▶ Prompt: When the word "number" shows up in a line of the records below, copy that line.

▶ Data to process:
#####

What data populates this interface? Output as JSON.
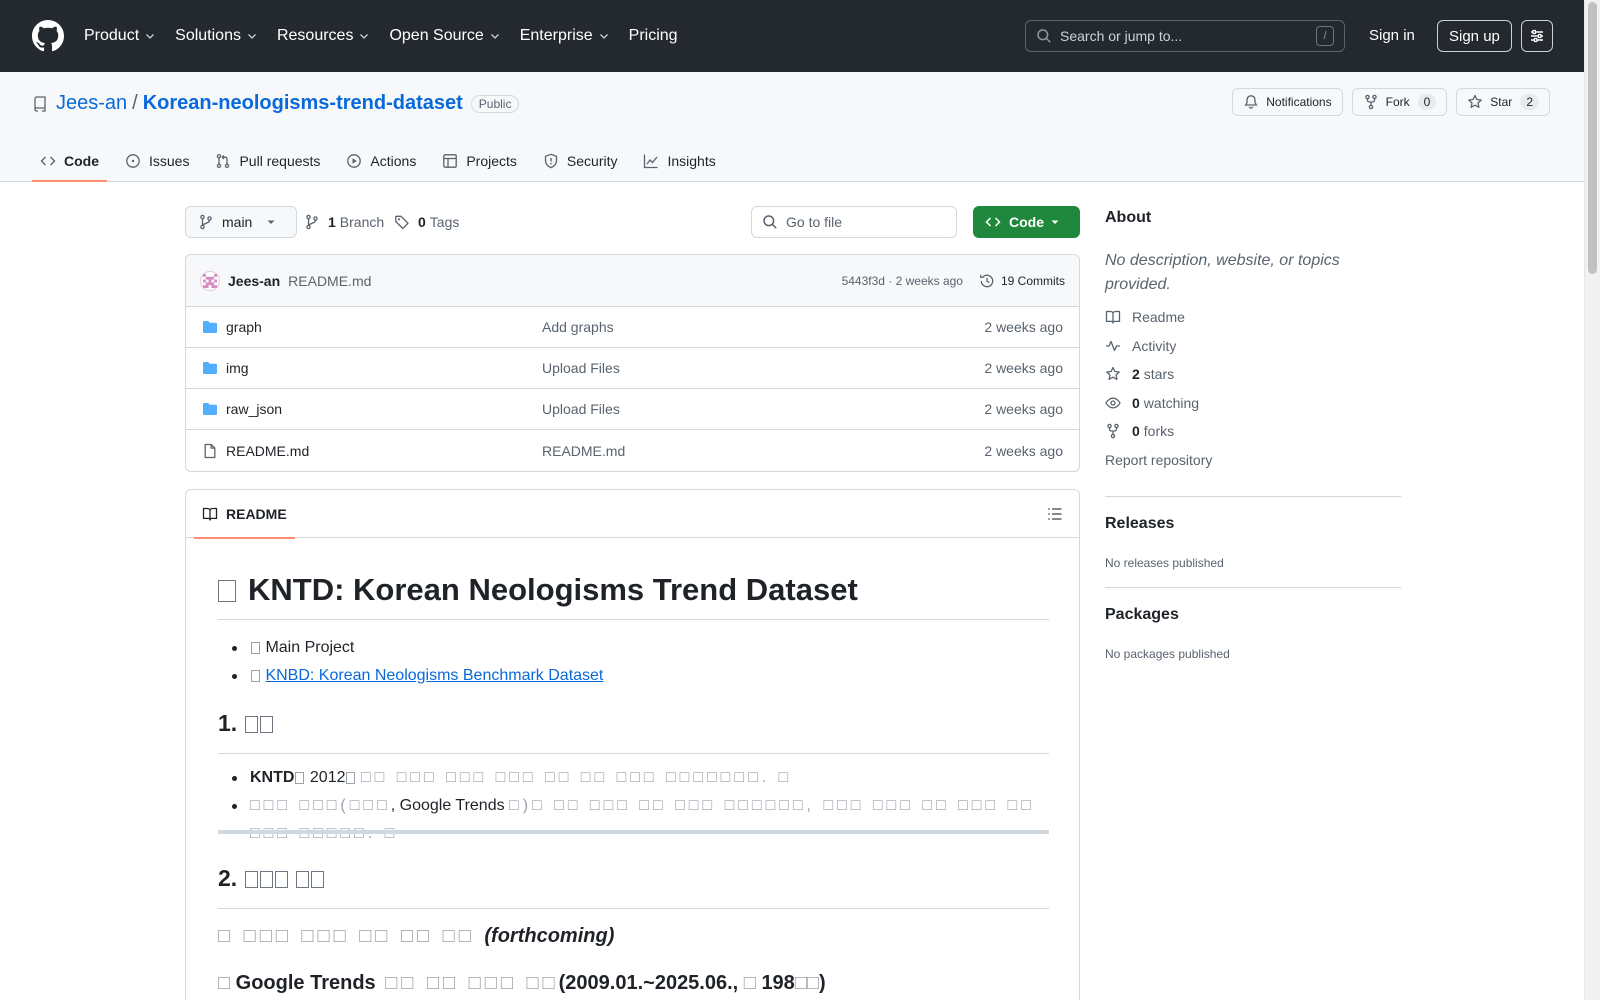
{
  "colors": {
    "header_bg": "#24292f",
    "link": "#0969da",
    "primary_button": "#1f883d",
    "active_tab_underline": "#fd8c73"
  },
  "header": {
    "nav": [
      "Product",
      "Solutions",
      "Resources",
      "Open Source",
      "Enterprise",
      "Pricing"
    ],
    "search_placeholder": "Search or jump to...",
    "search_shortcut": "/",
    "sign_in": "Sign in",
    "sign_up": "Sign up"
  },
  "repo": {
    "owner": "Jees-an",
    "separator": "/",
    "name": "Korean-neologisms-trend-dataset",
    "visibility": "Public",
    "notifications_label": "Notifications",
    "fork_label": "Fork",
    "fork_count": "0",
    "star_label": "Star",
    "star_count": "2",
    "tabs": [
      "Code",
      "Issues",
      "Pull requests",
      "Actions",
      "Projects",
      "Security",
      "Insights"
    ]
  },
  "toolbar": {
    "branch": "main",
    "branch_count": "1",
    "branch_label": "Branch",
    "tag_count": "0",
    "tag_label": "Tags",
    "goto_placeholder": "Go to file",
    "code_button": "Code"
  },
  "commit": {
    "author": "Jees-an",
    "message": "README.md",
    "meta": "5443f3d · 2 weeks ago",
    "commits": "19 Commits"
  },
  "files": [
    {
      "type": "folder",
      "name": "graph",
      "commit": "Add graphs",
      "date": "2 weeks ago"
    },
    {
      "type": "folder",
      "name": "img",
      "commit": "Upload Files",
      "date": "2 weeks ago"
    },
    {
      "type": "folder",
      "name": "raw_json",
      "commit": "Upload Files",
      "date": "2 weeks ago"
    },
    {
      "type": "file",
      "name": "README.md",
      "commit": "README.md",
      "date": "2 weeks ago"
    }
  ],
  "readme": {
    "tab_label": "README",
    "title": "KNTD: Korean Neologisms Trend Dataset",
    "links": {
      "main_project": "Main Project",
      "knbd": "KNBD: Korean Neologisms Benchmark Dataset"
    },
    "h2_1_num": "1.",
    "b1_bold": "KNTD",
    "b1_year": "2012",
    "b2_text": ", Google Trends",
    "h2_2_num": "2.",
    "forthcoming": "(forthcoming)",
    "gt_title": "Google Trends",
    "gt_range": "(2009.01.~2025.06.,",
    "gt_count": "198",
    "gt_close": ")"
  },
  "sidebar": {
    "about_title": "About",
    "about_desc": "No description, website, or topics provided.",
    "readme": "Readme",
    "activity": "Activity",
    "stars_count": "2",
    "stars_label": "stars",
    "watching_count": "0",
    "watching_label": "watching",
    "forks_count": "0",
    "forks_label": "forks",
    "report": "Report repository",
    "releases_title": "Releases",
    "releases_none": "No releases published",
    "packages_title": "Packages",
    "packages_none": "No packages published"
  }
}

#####

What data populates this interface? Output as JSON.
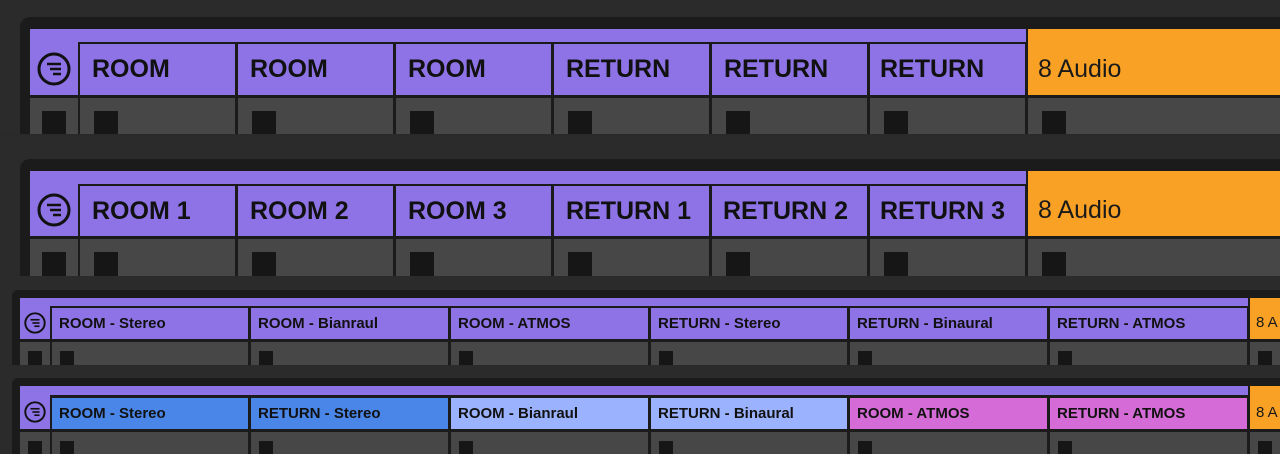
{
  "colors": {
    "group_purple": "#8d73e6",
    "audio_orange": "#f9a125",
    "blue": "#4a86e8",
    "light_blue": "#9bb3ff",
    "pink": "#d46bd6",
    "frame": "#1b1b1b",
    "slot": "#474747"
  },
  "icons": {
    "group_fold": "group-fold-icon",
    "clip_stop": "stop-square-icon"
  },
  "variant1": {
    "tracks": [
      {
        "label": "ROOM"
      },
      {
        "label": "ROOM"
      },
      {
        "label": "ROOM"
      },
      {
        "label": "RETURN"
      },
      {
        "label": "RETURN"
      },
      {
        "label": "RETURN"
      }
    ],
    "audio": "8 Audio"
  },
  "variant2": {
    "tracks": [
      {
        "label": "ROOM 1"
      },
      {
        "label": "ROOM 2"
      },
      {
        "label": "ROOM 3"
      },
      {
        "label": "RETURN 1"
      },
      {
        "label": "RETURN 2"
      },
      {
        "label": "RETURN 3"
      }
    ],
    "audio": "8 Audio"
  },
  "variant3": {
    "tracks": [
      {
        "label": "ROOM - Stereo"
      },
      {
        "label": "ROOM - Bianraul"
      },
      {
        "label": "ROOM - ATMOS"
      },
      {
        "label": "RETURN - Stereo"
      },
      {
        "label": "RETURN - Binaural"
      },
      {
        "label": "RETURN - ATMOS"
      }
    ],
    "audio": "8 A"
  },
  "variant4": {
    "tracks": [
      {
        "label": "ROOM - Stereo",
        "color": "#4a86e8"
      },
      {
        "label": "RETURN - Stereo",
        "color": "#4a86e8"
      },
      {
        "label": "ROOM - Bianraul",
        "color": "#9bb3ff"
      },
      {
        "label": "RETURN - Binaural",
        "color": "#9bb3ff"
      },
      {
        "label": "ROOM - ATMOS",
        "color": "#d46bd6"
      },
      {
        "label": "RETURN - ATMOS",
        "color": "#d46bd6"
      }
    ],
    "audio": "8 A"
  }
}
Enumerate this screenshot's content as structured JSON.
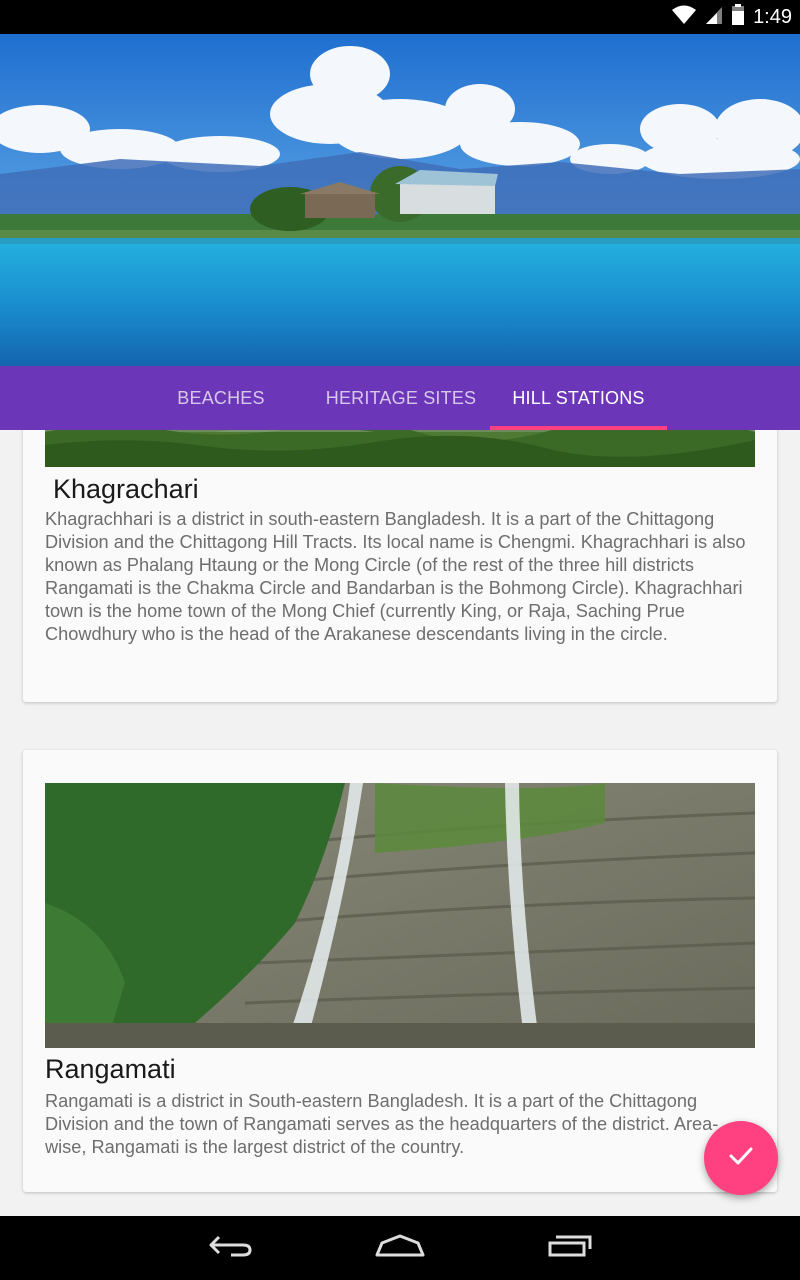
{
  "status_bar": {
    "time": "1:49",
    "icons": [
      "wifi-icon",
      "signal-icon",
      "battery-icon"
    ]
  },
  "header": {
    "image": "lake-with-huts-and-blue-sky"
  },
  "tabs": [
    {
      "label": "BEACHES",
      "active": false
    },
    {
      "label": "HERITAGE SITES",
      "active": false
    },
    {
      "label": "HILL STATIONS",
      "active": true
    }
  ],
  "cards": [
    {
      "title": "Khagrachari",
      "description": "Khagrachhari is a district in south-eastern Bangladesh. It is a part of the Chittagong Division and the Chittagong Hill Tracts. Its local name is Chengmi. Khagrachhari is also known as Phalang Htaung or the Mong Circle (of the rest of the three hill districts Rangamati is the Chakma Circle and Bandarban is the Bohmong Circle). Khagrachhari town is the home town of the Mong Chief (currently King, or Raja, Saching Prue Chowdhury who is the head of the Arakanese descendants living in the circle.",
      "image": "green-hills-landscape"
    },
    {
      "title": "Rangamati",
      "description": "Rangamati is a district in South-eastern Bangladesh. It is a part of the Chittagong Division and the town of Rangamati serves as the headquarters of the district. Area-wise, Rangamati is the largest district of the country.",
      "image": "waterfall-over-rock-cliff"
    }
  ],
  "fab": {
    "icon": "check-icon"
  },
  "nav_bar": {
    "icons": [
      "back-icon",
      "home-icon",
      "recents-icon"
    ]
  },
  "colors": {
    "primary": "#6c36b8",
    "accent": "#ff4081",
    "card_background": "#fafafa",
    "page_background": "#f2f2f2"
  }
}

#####

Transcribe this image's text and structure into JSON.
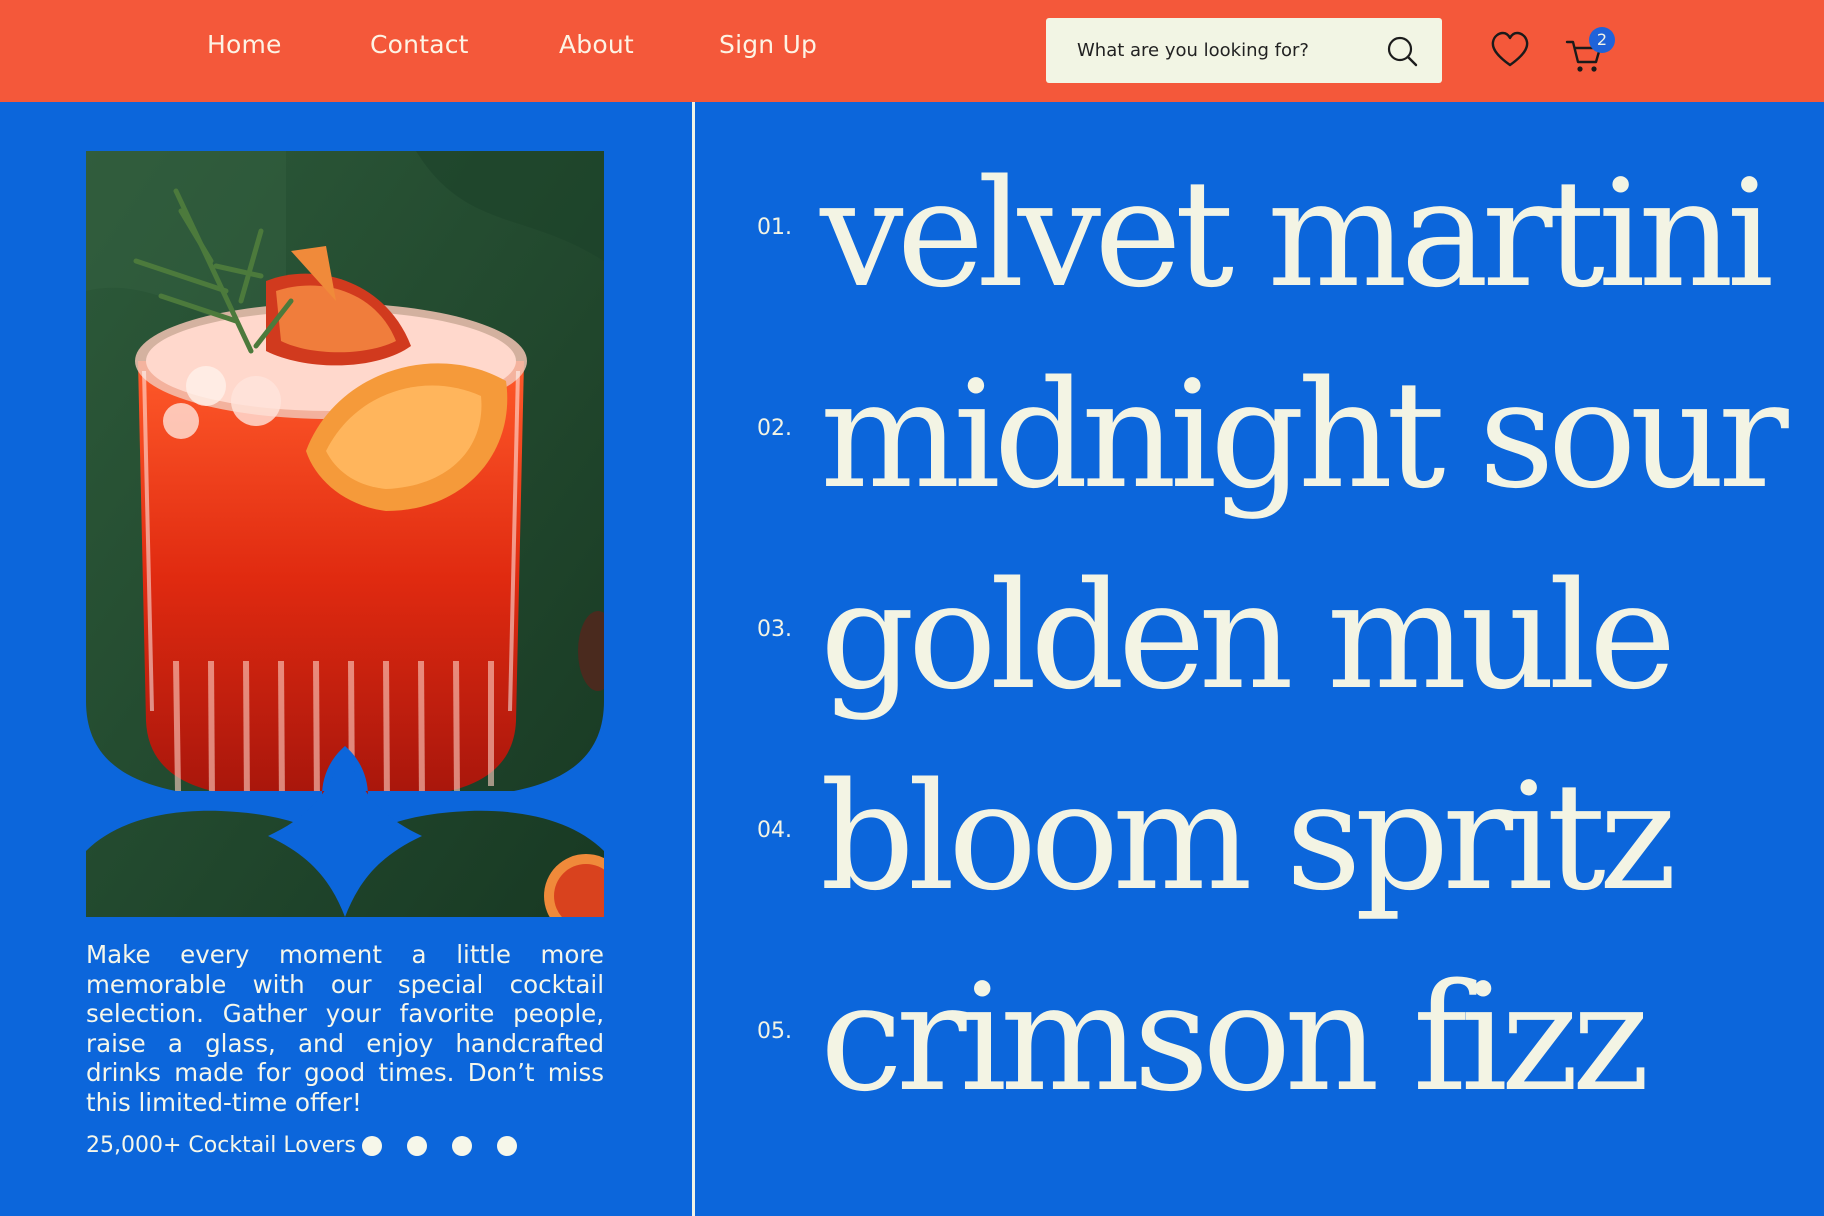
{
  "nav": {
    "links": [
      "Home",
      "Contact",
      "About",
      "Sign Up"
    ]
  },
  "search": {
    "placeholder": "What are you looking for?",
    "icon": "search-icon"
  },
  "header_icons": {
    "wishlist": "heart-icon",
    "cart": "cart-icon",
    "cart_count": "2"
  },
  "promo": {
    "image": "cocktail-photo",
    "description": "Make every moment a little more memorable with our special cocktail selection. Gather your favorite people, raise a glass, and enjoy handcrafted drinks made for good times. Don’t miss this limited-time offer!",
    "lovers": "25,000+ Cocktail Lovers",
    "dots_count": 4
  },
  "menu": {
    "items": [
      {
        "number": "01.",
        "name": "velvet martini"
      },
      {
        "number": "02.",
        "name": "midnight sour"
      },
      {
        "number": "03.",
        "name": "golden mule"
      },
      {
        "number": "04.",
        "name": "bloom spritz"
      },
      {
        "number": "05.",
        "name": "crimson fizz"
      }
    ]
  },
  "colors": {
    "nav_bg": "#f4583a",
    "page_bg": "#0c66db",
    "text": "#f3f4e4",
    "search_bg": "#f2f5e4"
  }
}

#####

▶ Exercise solution:
        "number": "01.",
        "number": "02.",
        "number": "03.",
        "number": "04.",
        "number": "05.",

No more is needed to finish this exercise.